Collection entries:
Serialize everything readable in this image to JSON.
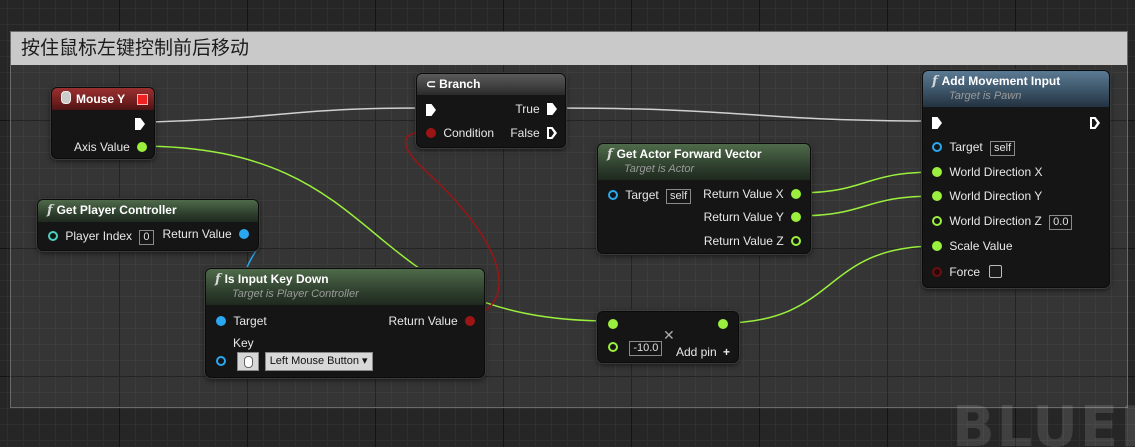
{
  "comment": {
    "title": "按住鼠标左键控制前后移动"
  },
  "watermark": "BLUEPRINT",
  "nodes": {
    "mouse_y": {
      "title": "Mouse Y",
      "axis_value": "Axis Value"
    },
    "branch": {
      "title": "Branch",
      "condition": "Condition",
      "true": "True",
      "false": "False"
    },
    "get_player_controller": {
      "title": "Get Player Controller",
      "player_index": "Player Index",
      "player_index_value": "0",
      "return_value": "Return Value"
    },
    "is_input_key_down": {
      "title": "Is Input Key Down",
      "subtitle": "Target is Player Controller",
      "target": "Target",
      "key": "Key",
      "key_value": "Left Mouse Button",
      "return_value": "Return Value"
    },
    "get_actor_forward_vector": {
      "title": "Get Actor Forward Vector",
      "subtitle": "Target is Actor",
      "target": "Target",
      "target_value": "self",
      "return_x": "Return Value X",
      "return_y": "Return Value Y",
      "return_z": "Return Value Z"
    },
    "multiply": {
      "value": "-10.0",
      "add_pin": "Add pin"
    },
    "add_movement_input": {
      "title": "Add Movement Input",
      "subtitle": "Target is Pawn",
      "target": "Target",
      "target_value": "self",
      "world_x": "World Direction X",
      "world_y": "World Direction Y",
      "world_z": "World Direction Z",
      "world_z_value": "0.0",
      "scale_value": "Scale Value",
      "force": "Force"
    }
  },
  "colors": {
    "exec": "#ffffff",
    "float": "#9af03c",
    "object": "#29a8f1",
    "bool": "#9c1414"
  }
}
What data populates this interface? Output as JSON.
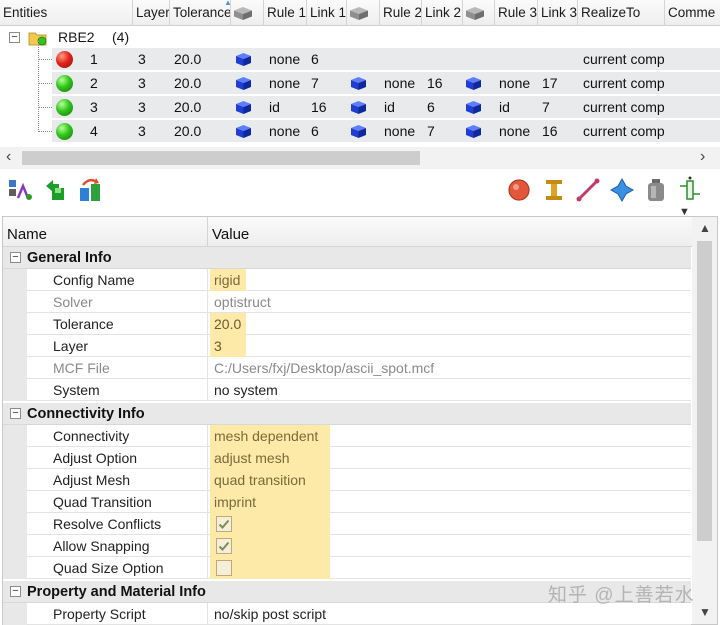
{
  "entities_table": {
    "headers": {
      "entities": "Entities",
      "layer": "Layer",
      "tolerance": "Tolerance",
      "rule1": "Rule 1",
      "link1": "Link 1",
      "rule2": "Rule 2",
      "link2": "Link 2",
      "rule3": "Rule 3",
      "link3": "Link 3",
      "realize_to": "RealizeTo",
      "comment": "Comme"
    },
    "group": {
      "name": "RBE2",
      "count": "(4)"
    },
    "rows": [
      {
        "id": "1",
        "status": "red",
        "layer": "3",
        "tolerance": "20.0",
        "rule1": "none",
        "link1": "6",
        "rule2": "",
        "link2": "",
        "rule3": "",
        "link3": "",
        "realize_to": "current comp"
      },
      {
        "id": "2",
        "status": "green",
        "layer": "3",
        "tolerance": "20.0",
        "rule1": "none",
        "link1": "7",
        "rule2": "none",
        "link2": "16",
        "rule3": "none",
        "link3": "17",
        "realize_to": "current comp"
      },
      {
        "id": "3",
        "status": "green",
        "layer": "3",
        "tolerance": "20.0",
        "rule1": "id",
        "link1": "16",
        "rule2": "id",
        "link2": "6",
        "rule3": "id",
        "link3": "7",
        "realize_to": "current comp"
      },
      {
        "id": "4",
        "status": "green",
        "layer": "3",
        "tolerance": "20.0",
        "rule1": "none",
        "link1": "6",
        "rule2": "none",
        "link2": "7",
        "rule3": "none",
        "link3": "16",
        "realize_to": "current comp"
      }
    ]
  },
  "toolbar": {
    "left_icons": [
      "realize-icon",
      "unrealize-icon",
      "reset-icon"
    ],
    "right_icons": [
      "spot-icon",
      "bolt-icon",
      "seam-icon",
      "area-icon",
      "apply-mass-icon",
      "connector-options-icon"
    ]
  },
  "property_grid": {
    "headers": {
      "name": "Name",
      "value": "Value"
    },
    "sections": {
      "general": {
        "title": "General Info",
        "config_name": {
          "label": "Config Name",
          "value": "rigid"
        },
        "solver": {
          "label": "Solver",
          "value": "optistruct"
        },
        "tolerance": {
          "label": "Tolerance",
          "value": "20.0"
        },
        "layer": {
          "label": "Layer",
          "value": "3"
        },
        "mcf_file": {
          "label": "MCF File",
          "value": "C:/Users/fxj/Desktop/ascii_spot.mcf"
        },
        "system": {
          "label": "System",
          "value": "no system"
        }
      },
      "connectivity": {
        "title": "Connectivity Info",
        "connectivity": {
          "label": "Connectivity",
          "value": "mesh dependent"
        },
        "adjust_option": {
          "label": "Adjust Option",
          "value": "adjust mesh"
        },
        "adjust_mesh": {
          "label": "Adjust Mesh",
          "value": "quad transition"
        },
        "quad_transition": {
          "label": "Quad Transition",
          "value": "imprint"
        },
        "resolve_conflicts": {
          "label": "Resolve Conflicts",
          "checked": true
        },
        "allow_snapping": {
          "label": "Allow Snapping",
          "checked": true
        },
        "quad_size_option": {
          "label": "Quad Size Option",
          "checked": false
        }
      },
      "property": {
        "title": "Property and Material Info",
        "property_script": {
          "label": "Property Script",
          "value": "no/skip post script"
        }
      }
    }
  },
  "watermark": "知乎 @上善若水",
  "colors": {
    "highlight": "#fde9a8",
    "row_bg": "#e9eaec",
    "category_bg": "#e8e8e8",
    "cube_blue": "#1f3fd0"
  }
}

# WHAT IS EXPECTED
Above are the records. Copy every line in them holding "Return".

# WRITTEN RESPONSE
      "return_value": "Return Value"
      "return_value": "Return Value"
      "return_x": "Return Value X",
      "return_y": "Return Value Y",
      "return_z": "Return Value Z"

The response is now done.